John Wilkinson, MHRA Director of Devices said:
“Patient safety is our highest priority and we recognise some women do develop serious complications which can be very significant for the affected women. We also know many women gain benefit from these surgical procedures for what can be extremely debilitating conditions.
“We continue to work closely with NHS England, NICE and professional bodies, and we are all committed to helping address the serious concerns raised by women who have experienced complications.
“We actively encourage patients and healthcare professionals to report complications associated with these implants through the Yellow Card scheme.”
Prof. Cathryn Glazener, retired Emeritus Professor at the Health Services Research Unit, University of Aberdeen, said:
“This paper unfortunately confuses the issue of mesh tapes for incontinence with mesh implants for prolapse. The two conditions are different and the evidence is different too. If the evidence is conflated women may be at risk of being misled. Mesh tapes are as effective, and safer in the short term, than the main non-mesh alternative, while long-term complications are similar1. In contrast, mesh surgery for bladder or bowel prolapse may be no more, or less, effective than non-mesh prolapse repair, but does lead to more long term complications1,2. Ultimately it must be up to the woman to choose on the basis of full and reliable evidence, especially about risk.
“I do agree with the authors of the article, however, that regulation of new device use needs to be tightened up, in line with the much more rigorous scrutiny already in place for new drugs.”
1 Morling 2017 ‘Adverse events after first, single, mesh and non-mesh surgical procedures for stress urinary incontinence and pelvic organ prolapse in Scotland, 1997–2016: a population-based cohort study’, Joanne R Morling et al, The Lancet, Vol. 389, No. 10069, p629–640, December 20, 2016. http://www.isdscotland.org/whats-new/Stress-Urinary-Incontinence-and-Pelvic-Organ-Prolapse/
2 Glazener 2017 ‘Mesh, graft, or standard repair for women having primary transvaginal anterior or posterior compartment prolapse surgery: two parallel-group, multicentre, randomised, controlled trials (PROSPECT)’, Cathryn MA Glazener et al (the PROSPECT study group), The Lancet, Vol. 389, No. 10067, p381–392, December 20, 2016
Prof.

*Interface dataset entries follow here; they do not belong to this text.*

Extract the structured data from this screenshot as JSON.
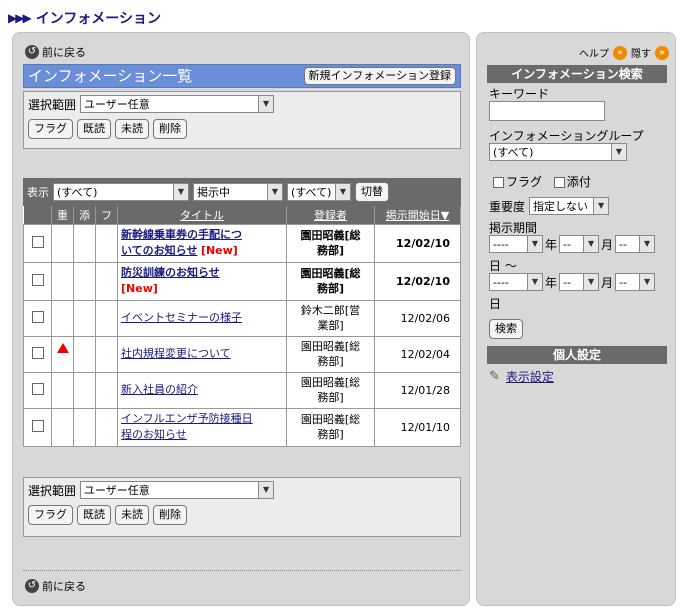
{
  "page": {
    "title": "インフォメーション"
  },
  "left": {
    "back_label": "前に戻る",
    "list_title": "インフォメーション一覧",
    "new_info_button": "新規インフォメーション登録",
    "scope_label": "選択範囲",
    "scope_value": "ユーザー任意",
    "actions": {
      "flag": "フラグ",
      "read": "既読",
      "unread": "未読",
      "delete": "削除"
    },
    "toolbar": {
      "display_label": "表示",
      "filter1": "(すべて)",
      "filter2": "掲示中",
      "filter3": "(すべて)",
      "switch_button": "切替"
    },
    "columns": {
      "importance": "重",
      "attachment": "添",
      "flag": "フ",
      "title": "タイトル",
      "registrant": "登録者",
      "start_date": "掲示開始日▼"
    },
    "rows": [
      {
        "title_line1": "新幹線乗車券の手配につ",
        "title_line2": "いてのお知らせ",
        "new": "[New]",
        "user_line1": "園田昭義[総",
        "user_line2": "務部]",
        "date": "12/02/10"
      },
      {
        "title_line1": "防災訓練のお知らせ",
        "title_line2": "",
        "new": "[New]",
        "user_line1": "園田昭義[総",
        "user_line2": "務部]",
        "date": "12/02/10"
      },
      {
        "title_line1": "イベントセミナーの様子",
        "title_line2": "",
        "new": "",
        "user_line1": "鈴木二郎[営",
        "user_line2": "業部]",
        "date": "12/02/06"
      },
      {
        "title_line1": "社内規程変更について",
        "title_line2": "",
        "new": "",
        "user_line1": "園田昭義[総",
        "user_line2": "務部]",
        "date": "12/02/04"
      },
      {
        "title_line1": "新入社員の紹介",
        "title_line2": "",
        "new": "",
        "user_line1": "園田昭義[総",
        "user_line2": "務部]",
        "date": "12/01/28"
      },
      {
        "title_line1": "インフルエンザ予防接種日",
        "title_line2": "程のお知らせ",
        "new": "",
        "user_line1": "園田昭義[総",
        "user_line2": "務部]",
        "date": "12/01/10"
      }
    ]
  },
  "right": {
    "help": "ヘルプ",
    "hide": "隠す",
    "search_title": "インフォメーション検索",
    "keyword_label": "キーワード",
    "group_label": "インフォメーショングループ",
    "group_value": "(すべて)",
    "flag_label": "フラグ",
    "attach_label": "添付",
    "importance_label": "重要度",
    "importance_value": "指定しない",
    "period_label": "掲示期間",
    "date_placeholder_year": "----",
    "date_placeholder": "--",
    "year_suffix": "年",
    "month_suffix": "月",
    "day_suffix": "日",
    "range_sep": "日 〜",
    "search_button": "検索",
    "personal_title": "個人設定",
    "display_settings": "表示設定"
  },
  "colors": {
    "header_blue": "#6a8fd8",
    "panel_gray": "#d8d8d8",
    "dark_gray": "#6a6a6a",
    "new_red": "#ee0000",
    "link_navy": "#1a1a80"
  }
}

Stephen Evans, Professor of Pharmacoepidemiology, London School of Hygiene & Tropical Medicine, said:
“The regulation of medical devices is much less developed than the regulation of medicines. The almost universal requirement for introduction of medicines or vaccines to have randomised trials showing evidence of clinical benefit (at least in a surrogate for benefit) is not mirrored in requirements for devices. The absence of good trials for these vaginal meshes, which has been investigated carefully by these authors, shows the problem clearly.
“Devices are frequently used lifelong (breast implants, joint replacements, cardiac pacemakers etc.). The consequence is that the trials need to be long-term. The suggestion from the authors of this paper for ‘provisional licenses’ to be given to new devices, coupled with careful post-marketing monitoring, seems to be entirely sensible. Reliance just on ‘spontaneous reports’ of adverse events is inadequate both for devices and medicines. The available data for post-marketing studies in medicines are also more extensive and more carefully utilised than for devices. It is clearly expensive to have long-term trials and could also lead to delay in the introduction of new effective devices, but the assumption that new means better is not always true.

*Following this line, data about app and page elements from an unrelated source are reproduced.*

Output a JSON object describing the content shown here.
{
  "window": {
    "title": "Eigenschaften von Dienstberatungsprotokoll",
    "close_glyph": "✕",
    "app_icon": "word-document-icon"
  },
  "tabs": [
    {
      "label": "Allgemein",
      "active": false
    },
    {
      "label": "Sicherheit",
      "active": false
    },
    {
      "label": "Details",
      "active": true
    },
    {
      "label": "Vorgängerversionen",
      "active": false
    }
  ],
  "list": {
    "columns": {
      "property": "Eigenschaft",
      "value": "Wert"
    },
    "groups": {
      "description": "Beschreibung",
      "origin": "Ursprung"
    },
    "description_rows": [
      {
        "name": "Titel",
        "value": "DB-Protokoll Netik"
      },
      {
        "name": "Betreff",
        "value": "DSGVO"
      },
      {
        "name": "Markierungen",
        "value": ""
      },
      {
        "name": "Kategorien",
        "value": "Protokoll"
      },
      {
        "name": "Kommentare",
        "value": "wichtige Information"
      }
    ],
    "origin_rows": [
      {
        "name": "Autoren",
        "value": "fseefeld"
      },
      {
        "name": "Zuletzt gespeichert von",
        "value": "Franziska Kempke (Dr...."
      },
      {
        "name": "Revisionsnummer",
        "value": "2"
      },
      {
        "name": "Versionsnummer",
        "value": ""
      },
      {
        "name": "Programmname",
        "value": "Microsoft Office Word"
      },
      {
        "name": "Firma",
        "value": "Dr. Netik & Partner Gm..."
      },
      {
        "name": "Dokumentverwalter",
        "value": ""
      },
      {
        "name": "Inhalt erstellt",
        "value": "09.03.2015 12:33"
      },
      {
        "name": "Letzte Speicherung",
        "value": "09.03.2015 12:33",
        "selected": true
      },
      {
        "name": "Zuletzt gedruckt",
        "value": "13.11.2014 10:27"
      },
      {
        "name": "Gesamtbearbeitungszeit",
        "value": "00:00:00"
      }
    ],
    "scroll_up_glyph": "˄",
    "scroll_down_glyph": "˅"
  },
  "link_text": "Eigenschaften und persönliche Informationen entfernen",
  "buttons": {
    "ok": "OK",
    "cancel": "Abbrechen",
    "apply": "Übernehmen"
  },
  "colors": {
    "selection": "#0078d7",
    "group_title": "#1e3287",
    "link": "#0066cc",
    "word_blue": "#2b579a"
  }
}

“Changes in regulation are often driven by lessons learnt from very bad situations (such as thalidomide), and the need for change in regard to devices is clear. The US FDA seems to have made better assessments, as noted by the authors, and they seem to be more active in the use of better quality post-marketing data for monitoring safety of devices.”
* ‘Transvaginal mesh failure: lessons for regulation of implantable devices’ by Carl Heneghan et al. published in the BMJ on Thursday 7 December 2017.

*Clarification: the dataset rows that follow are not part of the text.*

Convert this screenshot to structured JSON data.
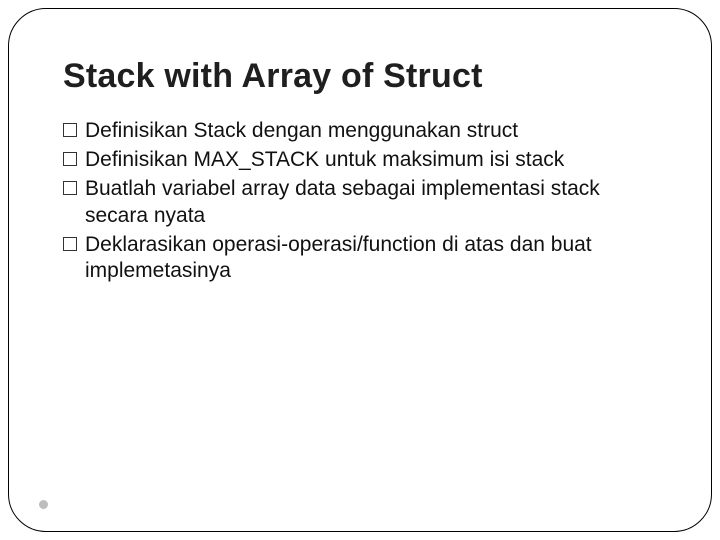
{
  "slide": {
    "title": "Stack with Array of Struct",
    "bullets": [
      "Definisikan Stack dengan menggunakan struct",
      "Definisikan MAX_STACK untuk maksimum isi stack",
      "Buatlah variabel array data sebagai implementasi stack secara nyata",
      "Deklarasikan operasi-operasi/function di atas dan buat implemetasinya"
    ]
  }
}
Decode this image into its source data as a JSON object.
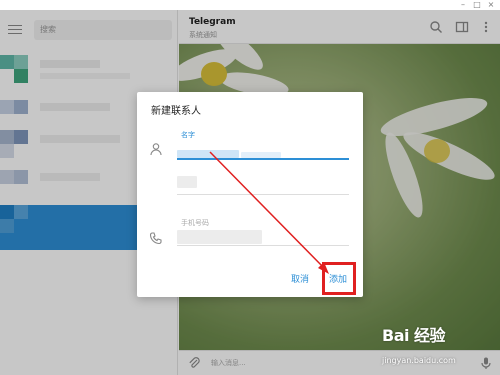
{
  "sidebar": {
    "search_placeholder": "搜索"
  },
  "chat": {
    "title": "Telegram",
    "status": "系统通知",
    "composer_placeholder": "输入消息..."
  },
  "dialog": {
    "title": "新建联系人",
    "name_label": "名字",
    "phone_label": "手机号码",
    "cancel": "取消",
    "add": "添加"
  },
  "watermark": {
    "logo": "Bai 经验",
    "url": "jingyan.baidu.com"
  },
  "colors": {
    "accent": "#2d8fd6",
    "highlight": "#e02020"
  }
}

Prof. Cathryn Glazener: “Original Chief Investigator of PROSPECT; contributed to the MHRA review; member of the Scottish Independent Review.”
Prof. Stephen Evans: “I have been a colleague of one of the authors (BG) and know another author well (JA). I was at one time (over twenty years ago) an advisor to the UK Medical Devices Agency, but resigned, partly over concerns at the absence of clinical trials in devices prior to their being approved for marketing.”